The Chicago Police Department’s Narcotics and Gang Investigation Section launched the investigation in March 2007 after my office and community leaders complained about suspected drug activity in the area bounded by Howard Street on the north, Rogers Avenue on the south, Ridge Boulevard on the west, and Clark Street on the east.
The investigation initially revealed that a new faction of the Black P Stones street gang, known as the Insane Black Mafia Street Gang, was selling crack cocaine in the area. Undercover officers disguised as regular paying customers purchased large amounts of crack cocaine. As the investigation continued, more undercover officers became involved and made contact with the mid-level dealers.
Evanston police alerted Chicago police that the crack cocaine was also being sold in Evanston, and the investigation branched northward to include a second open air market in that city. Through the combined efforts of Chicago and Evanston police, a total of 23 successful undercover buys were made and 22 narcotics dealers and suppliers were identified. Over 97 grams of crack cocaine and over $4,000 in U.S. currency were confiscated.
All the undercover narcotics buys took place within 1,000 feet of a park or school, thus increasing the penalties for those arrested.
Operation Triple Threat represents the sixth successful undercover operation in the 49th Ward in the last two and a half years.
I congratulate 24th District Commander Bruce Rottner and the Chicago and Evanston police for a job well done. Operation Triple Threat demonstrates that gangs, guns and illegal drugs have no geographical boundaries, and that cooperative efforts such as those forged by the Chicago and Evanston police, are critical in the fight for safer communities.
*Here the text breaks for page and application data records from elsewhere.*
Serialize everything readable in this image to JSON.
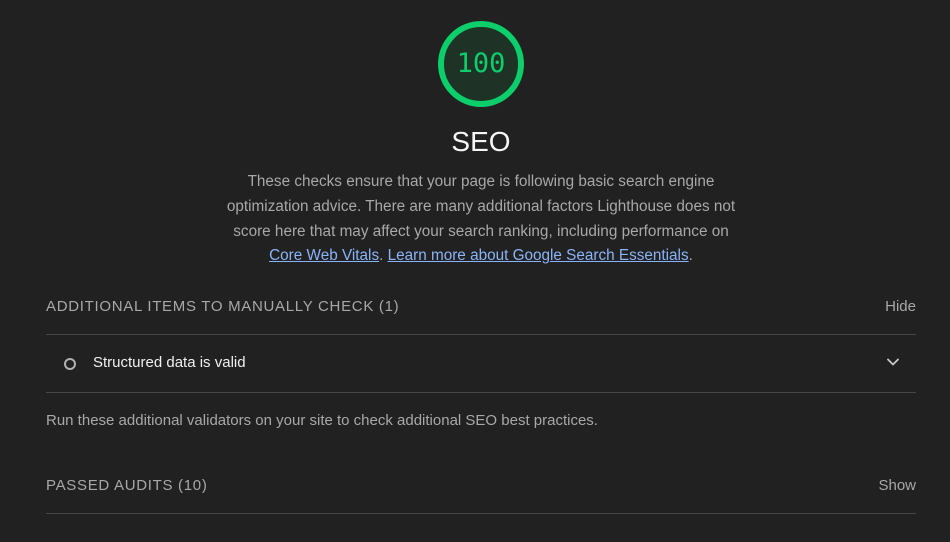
{
  "score": {
    "value": "100",
    "fraction": 1.0,
    "color": "#0cce6b"
  },
  "category": {
    "title": "SEO",
    "description": "These checks ensure that your page is following basic search engine optimization advice. There are many additional factors Lighthouse does not score here that may affect your search ranking, including performance on ",
    "link_core_web_vitals": "Core Web Vitals",
    "description_sep": ". ",
    "link_learn_more": "Learn more about Google Search Essentials",
    "description_end": "."
  },
  "manual_group": {
    "title": "ADDITIONAL ITEMS TO MANUALLY CHECK (1)",
    "toggle_label": "Hide",
    "audits": [
      {
        "title": "Structured data is valid",
        "icon": "chevron-down-icon"
      }
    ],
    "description": "Run these additional validators on your site to check additional SEO best practices."
  },
  "passed_group": {
    "title": "PASSED AUDITS (10)",
    "toggle_label": "Show"
  },
  "colors": {
    "background": "#212121",
    "link": "#8ab4f8",
    "pass": "#0cce6b"
  }
}
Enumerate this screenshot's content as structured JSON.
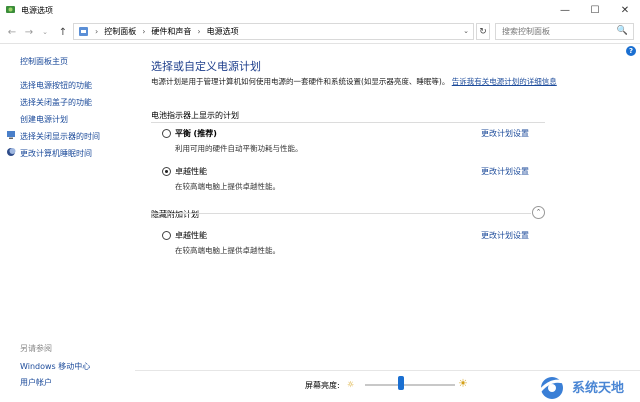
{
  "window": {
    "title": "电源选项",
    "minimize_glyph": "—",
    "maximize_glyph": "☐",
    "close_glyph": "✕"
  },
  "nav": {
    "back_glyph": "←",
    "forward_glyph": "→",
    "dropdown_glyph": "⌄",
    "up_glyph": "↑",
    "breadcrumbs": [
      "控制面板",
      "硬件和声音",
      "电源选项"
    ],
    "separator": "›",
    "refresh_glyph": "↻",
    "search_placeholder": "搜索控制面板",
    "search_icon_glyph": "🔍"
  },
  "help_glyph": "?",
  "sidebar": {
    "home": "控制面板主页",
    "links": [
      "选择电源按钮的功能",
      "选择关闭盖子的功能",
      "创建电源计划",
      "选择关闭显示器的时间",
      "更改计算机睡眠时间"
    ],
    "see_also_title": "另请参阅",
    "see_also": [
      "Windows 移动中心",
      "用户帐户"
    ]
  },
  "main": {
    "heading": "选择或自定义电源计划",
    "description": "电源计划是用于管理计算机如何使用电源的一套硬件和系统设置(如显示器亮度、睡眠等)。",
    "description_link": "告诉我有关电源计划的详细信息",
    "battery_section": "电池指示器上显示的计划",
    "plans": [
      {
        "name": "平衡",
        "tag": "(推荐)",
        "desc": "利用可用的硬件自动平衡功耗与性能。",
        "link": "更改计划设置",
        "selected": false
      },
      {
        "name": "卓越性能",
        "tag": "",
        "desc": "在较高端电脑上提供卓越性能。",
        "link": "更改计划设置",
        "selected": true
      }
    ],
    "hidden_section": "隐藏附加计划",
    "collapse_glyph": "⌃",
    "hidden_plans": [
      {
        "name": "卓越性能",
        "desc": "在较高端电脑上提供卓越性能。",
        "link": "更改计划设置",
        "selected": false
      }
    ]
  },
  "brightness": {
    "label": "屏幕亮度:",
    "value_percent": 40,
    "sun_small_glyph": "☼",
    "sun_big_glyph": "☀"
  },
  "watermark": {
    "text": "系统天地"
  }
}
This operation has had a major effect on street narcotic sales in our community, but the work is not done. I urge you to get involved. Go to your beat meeting. Form a block club. Organize a neighborhood watch. Contact my office at 773-338-5796, and we’ll tell you how!